** Exercise **
Locate the lines of the listing below that hold "JSON", then copy each of them.

** Source data **
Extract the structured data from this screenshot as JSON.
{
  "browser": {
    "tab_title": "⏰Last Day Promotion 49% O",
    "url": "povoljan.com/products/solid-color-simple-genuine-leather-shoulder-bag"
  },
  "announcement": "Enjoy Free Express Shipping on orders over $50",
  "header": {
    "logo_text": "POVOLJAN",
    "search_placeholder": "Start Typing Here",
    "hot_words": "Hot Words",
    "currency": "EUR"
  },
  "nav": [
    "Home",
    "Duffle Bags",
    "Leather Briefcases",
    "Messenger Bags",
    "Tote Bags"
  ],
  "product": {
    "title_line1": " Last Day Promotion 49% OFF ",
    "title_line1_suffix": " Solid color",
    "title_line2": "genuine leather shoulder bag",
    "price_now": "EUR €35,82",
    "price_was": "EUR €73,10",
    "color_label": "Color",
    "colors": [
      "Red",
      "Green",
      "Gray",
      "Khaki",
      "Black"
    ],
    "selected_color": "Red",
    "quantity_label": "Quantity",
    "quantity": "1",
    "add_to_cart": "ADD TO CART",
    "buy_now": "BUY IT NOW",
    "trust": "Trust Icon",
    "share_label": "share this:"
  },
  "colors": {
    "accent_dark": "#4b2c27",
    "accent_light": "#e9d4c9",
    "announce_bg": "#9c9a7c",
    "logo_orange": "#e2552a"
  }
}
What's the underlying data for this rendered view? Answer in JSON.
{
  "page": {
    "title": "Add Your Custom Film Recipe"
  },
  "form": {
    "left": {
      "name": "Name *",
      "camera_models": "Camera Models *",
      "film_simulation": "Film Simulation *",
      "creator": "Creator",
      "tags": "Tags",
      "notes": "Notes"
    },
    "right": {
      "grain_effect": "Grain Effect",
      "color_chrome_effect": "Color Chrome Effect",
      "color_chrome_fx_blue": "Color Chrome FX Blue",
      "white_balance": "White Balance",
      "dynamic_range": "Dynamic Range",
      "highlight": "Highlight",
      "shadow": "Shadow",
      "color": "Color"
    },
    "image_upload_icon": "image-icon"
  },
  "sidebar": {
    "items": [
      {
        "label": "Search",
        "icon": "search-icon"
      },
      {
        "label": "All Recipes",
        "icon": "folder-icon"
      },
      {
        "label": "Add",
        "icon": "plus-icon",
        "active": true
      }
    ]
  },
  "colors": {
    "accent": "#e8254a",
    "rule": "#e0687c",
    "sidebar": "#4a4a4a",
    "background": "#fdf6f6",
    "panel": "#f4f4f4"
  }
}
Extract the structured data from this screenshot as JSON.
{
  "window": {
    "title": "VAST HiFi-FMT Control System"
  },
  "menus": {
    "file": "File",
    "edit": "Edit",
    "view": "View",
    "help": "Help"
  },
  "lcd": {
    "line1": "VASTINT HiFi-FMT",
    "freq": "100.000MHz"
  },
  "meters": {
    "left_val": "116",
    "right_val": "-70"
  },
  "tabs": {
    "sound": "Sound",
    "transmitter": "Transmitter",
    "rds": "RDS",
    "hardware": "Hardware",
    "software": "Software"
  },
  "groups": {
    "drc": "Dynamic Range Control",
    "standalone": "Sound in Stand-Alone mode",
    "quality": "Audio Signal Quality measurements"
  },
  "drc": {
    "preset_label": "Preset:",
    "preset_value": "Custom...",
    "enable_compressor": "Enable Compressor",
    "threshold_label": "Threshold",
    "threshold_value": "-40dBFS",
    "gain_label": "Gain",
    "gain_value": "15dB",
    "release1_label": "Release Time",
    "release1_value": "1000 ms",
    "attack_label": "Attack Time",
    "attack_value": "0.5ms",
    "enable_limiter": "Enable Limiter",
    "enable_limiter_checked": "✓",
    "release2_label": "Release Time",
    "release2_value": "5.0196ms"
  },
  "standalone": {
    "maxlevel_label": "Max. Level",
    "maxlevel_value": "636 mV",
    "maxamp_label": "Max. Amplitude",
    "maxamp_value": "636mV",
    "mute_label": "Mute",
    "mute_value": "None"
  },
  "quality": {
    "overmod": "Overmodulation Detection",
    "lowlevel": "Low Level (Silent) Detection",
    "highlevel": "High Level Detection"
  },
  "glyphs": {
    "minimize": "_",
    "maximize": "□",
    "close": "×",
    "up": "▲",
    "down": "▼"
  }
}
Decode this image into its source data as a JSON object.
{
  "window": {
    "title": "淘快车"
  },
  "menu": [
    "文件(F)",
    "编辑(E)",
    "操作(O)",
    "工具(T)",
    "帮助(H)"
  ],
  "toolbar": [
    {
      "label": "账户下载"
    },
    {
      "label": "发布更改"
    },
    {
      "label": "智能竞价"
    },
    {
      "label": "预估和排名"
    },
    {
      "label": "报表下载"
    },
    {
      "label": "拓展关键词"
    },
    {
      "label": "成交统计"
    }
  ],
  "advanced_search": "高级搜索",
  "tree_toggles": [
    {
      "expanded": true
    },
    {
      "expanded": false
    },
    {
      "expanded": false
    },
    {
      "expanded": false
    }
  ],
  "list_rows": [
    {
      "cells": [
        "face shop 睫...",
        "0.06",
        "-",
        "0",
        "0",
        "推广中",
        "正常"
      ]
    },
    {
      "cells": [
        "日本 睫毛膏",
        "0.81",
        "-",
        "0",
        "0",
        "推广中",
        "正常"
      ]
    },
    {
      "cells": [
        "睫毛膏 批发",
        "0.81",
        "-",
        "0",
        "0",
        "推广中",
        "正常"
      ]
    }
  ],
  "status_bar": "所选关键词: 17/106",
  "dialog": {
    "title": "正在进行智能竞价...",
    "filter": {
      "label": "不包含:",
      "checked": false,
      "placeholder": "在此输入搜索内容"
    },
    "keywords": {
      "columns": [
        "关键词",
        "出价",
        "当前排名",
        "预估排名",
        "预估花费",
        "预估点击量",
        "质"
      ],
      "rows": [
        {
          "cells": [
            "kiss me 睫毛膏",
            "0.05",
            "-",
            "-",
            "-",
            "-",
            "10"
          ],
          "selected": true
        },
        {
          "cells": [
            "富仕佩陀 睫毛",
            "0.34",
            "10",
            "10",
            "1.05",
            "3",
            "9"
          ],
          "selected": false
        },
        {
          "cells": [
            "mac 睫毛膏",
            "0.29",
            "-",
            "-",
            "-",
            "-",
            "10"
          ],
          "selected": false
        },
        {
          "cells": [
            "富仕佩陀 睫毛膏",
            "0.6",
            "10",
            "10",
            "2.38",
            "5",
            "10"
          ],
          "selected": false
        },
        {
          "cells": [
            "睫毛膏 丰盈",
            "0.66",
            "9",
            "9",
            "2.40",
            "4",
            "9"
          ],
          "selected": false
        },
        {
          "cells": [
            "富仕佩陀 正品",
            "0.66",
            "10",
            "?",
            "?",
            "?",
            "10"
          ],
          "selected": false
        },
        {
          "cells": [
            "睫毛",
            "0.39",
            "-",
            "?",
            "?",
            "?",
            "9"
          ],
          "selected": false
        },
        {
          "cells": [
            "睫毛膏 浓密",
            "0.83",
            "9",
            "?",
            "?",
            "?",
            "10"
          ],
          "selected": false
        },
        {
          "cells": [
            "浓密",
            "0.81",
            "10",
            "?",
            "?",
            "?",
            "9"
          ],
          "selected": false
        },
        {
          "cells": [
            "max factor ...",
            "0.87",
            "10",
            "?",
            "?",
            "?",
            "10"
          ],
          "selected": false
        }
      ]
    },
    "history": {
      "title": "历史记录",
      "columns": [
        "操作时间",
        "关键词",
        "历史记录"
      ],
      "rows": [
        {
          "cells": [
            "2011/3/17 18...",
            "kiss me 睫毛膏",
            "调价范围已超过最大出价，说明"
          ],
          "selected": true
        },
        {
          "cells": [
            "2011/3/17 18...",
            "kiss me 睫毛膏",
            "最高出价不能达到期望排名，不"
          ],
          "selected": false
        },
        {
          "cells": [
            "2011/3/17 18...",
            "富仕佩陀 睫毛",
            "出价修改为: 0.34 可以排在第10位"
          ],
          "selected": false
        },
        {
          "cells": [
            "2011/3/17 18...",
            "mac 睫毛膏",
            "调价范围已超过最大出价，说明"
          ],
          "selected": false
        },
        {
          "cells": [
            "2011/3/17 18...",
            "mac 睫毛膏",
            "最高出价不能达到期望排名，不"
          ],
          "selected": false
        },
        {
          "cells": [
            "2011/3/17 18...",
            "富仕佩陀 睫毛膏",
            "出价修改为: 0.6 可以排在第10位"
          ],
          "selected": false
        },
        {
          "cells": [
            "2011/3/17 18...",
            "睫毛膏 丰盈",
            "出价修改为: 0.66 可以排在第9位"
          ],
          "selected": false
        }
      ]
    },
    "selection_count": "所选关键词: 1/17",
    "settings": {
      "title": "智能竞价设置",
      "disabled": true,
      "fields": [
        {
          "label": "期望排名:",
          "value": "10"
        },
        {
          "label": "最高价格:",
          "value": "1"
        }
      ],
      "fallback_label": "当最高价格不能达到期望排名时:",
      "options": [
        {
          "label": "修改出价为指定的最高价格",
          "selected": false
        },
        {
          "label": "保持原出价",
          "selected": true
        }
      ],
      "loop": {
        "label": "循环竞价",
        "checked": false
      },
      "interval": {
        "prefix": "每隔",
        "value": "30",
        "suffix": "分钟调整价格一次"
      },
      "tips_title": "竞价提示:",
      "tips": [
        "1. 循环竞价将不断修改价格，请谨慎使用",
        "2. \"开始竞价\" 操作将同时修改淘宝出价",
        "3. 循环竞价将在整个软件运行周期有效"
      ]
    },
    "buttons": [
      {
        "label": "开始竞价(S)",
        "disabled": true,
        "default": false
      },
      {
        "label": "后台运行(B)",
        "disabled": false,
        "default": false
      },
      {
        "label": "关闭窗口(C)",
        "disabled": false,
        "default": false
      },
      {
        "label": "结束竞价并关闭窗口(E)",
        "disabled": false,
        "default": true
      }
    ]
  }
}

** Answer for the task **
Extract the structured data from this screenshot as JSON.
What's the underlying data for this rendered view? Answer in JSON.
Extract the structured data from this screenshot as JSON.
Decode this image into its source data as a JSON object.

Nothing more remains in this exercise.